Avideo of a Maruti Alto K10, driving by itself in what seems to be a busy highway went viral among Indian social media users. In the video taken from inside the car, users can see the mighty little Alto K10, steering itself, with no one touching the steering wheel. In its truest sense, this was, a self-driving vehicle
It turns out, this enormous engineering feat of giving the humble Alto self-driving capabilities, by a Bengaluru-based techie, named Mankaran Singh.
In an interview with Analytics Magazine India, Singh explained how he went about modifying the car and refining the self-driving system. He transformed his modified Maruti Alto K10 into an autonomous vehicle using a second-hand Redmi Note 9 Pro and Flowpilot, an open-source driver assistance system.
Flowpilot is a derivative of Comma.ai’s OpenPilot and is compatible with Windows/Linux and Android-powered devices. Singh used learning models from Comma.ai, as training driving models independently would require extensive data and significant financial resources.
The inspiration for this initiative came from George Hotz, the founder of Comma.ai, known for enabling autonomous vehicles using smartphones and proprietary devices. Singh, an avid programmer and autonomous systems enthusiast, is concurrently engaged in gaming, developing web applications, and working on Flow Drive, his passion project behind Flowpilot, while also being part of Ola.
Flowpilot functions as Adaptive Cruise Control (ACC), Automated Lane Centering (ALC), Forward Collision Warning (FCW), Lane Departure Warning (LDW), and Driver Monitoring (DM) for a growing list of supported car makes and models. It records data from various sensors and logs, providing compatibility with a wide range of smartphones that support OpenCL.
Singh emphasized that the performance of Flowpilot depends on the phone’s quality, stating that a mid-range phone is sufficient for reasonable performance.
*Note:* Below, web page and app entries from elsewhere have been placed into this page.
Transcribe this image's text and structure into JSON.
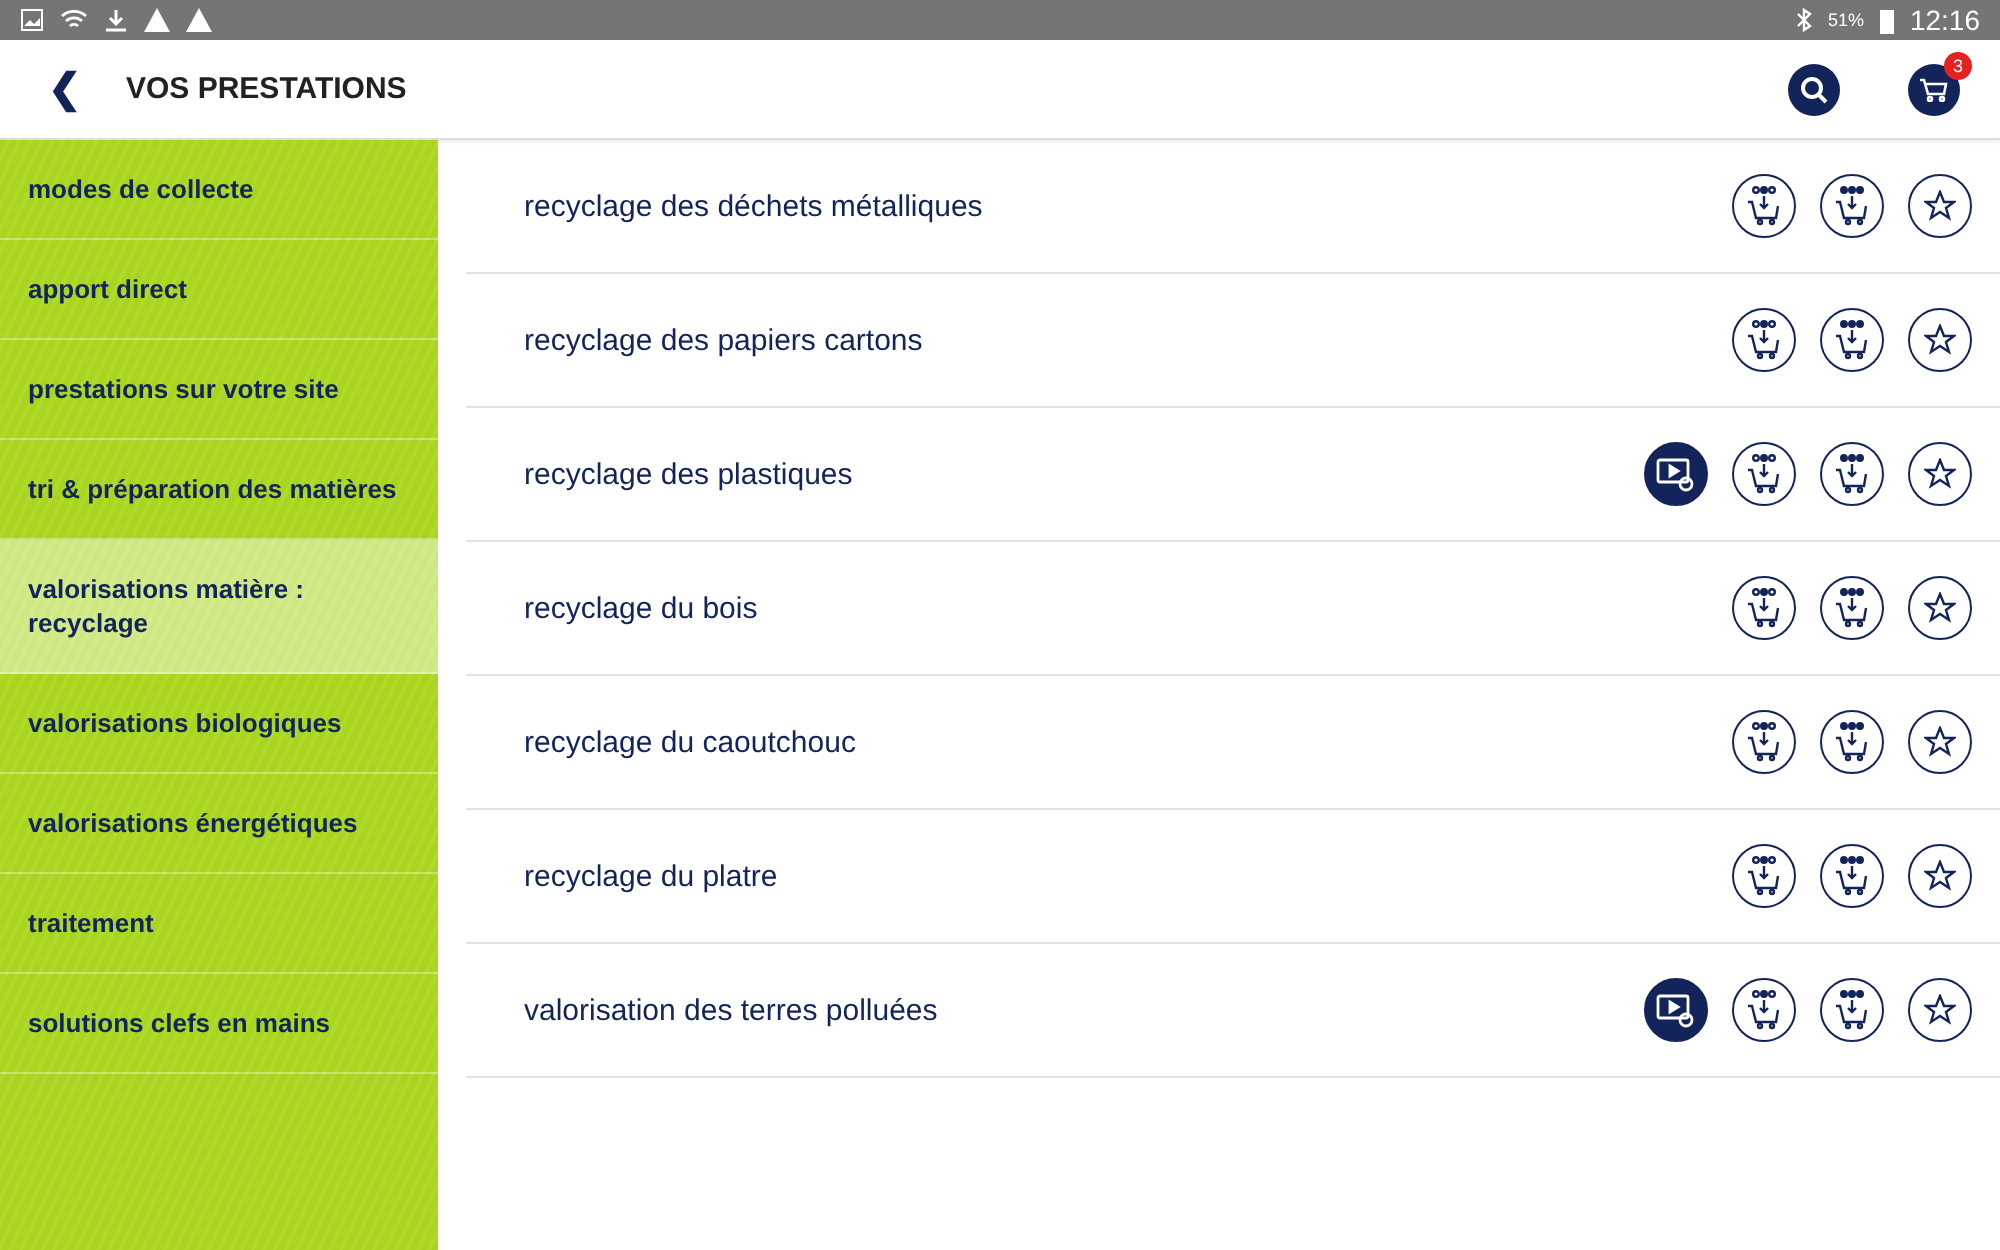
{
  "status_bar": {
    "battery": "51%",
    "time": "12:16"
  },
  "header": {
    "back": "❮",
    "title": "VOS PRESTATIONS",
    "cart_count": "3"
  },
  "sidebar": {
    "items": [
      {
        "label": "modes de collecte",
        "selected": false
      },
      {
        "label": "apport direct",
        "selected": false
      },
      {
        "label": "prestations sur votre site",
        "selected": false
      },
      {
        "label": "tri & préparation des matières",
        "selected": false
      },
      {
        "label": "valorisations matière : recyclage",
        "selected": true
      },
      {
        "label": "valorisations biologiques",
        "selected": false
      },
      {
        "label": "valorisations énergétiques",
        "selected": false
      },
      {
        "label": "traitement",
        "selected": false
      },
      {
        "label": "solutions clefs en mains",
        "selected": false
      }
    ]
  },
  "services": [
    {
      "label": "recyclage des déchets métalliques",
      "video": false
    },
    {
      "label": "recyclage des papiers cartons",
      "video": false
    },
    {
      "label": "recyclage des plastiques",
      "video": true
    },
    {
      "label": "recyclage du bois",
      "video": false
    },
    {
      "label": "recyclage du caoutchouc",
      "video": false
    },
    {
      "label": "recyclage du platre",
      "video": false
    },
    {
      "label": "valorisation des terres polluées",
      "video": true
    }
  ]
}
However, Flowpilot supports over 200 car models, including popular brands, but currently does not support cars in India, natively, meaning, you will have to get a little creative with it to get it to work.
Despite this, users in India prefer Flowpilot due to its superior performance compared to stock car systems.
So how does this differ from Tesla? Well, for starters, Tesla’s long-term vision involves complex neural networks, and their EVs, usually use eight cameras, which results in a substantial computational load, because of which, it can be operated within city limits and on extremely busy roads. Flowpilot on the other hand, focuses on highway driving automation using a minimal camera setup and additional sensors.
The immediate application of Flowpilot involves highway driving automation, aligning with the growing prevalence of Advanced Driver Assistance Systems (ADAS).
Singh emphasised safety features, such as automatic emergency braking and blind spot monitoring, showcasing the system’s ability to operate at a higher rate than human processing.
However, Flowpilot has limitations, particularly in the context of Indian roads. Factors such as low-light conditions, shadows, and unpredictable obstacles pose challenges.
As technology advances, we will see more and more autonomous vehicles being deployed in controlled environments like college campuses and tech parks. Until then, we will mainly see autopilot systems deployed on large fleets that mainly operate outside city limits.
(With inputs from agencies)
(Except for the headline, this story has not been edited by The Kashmir Monitor staff and is published from a syndicated feed.)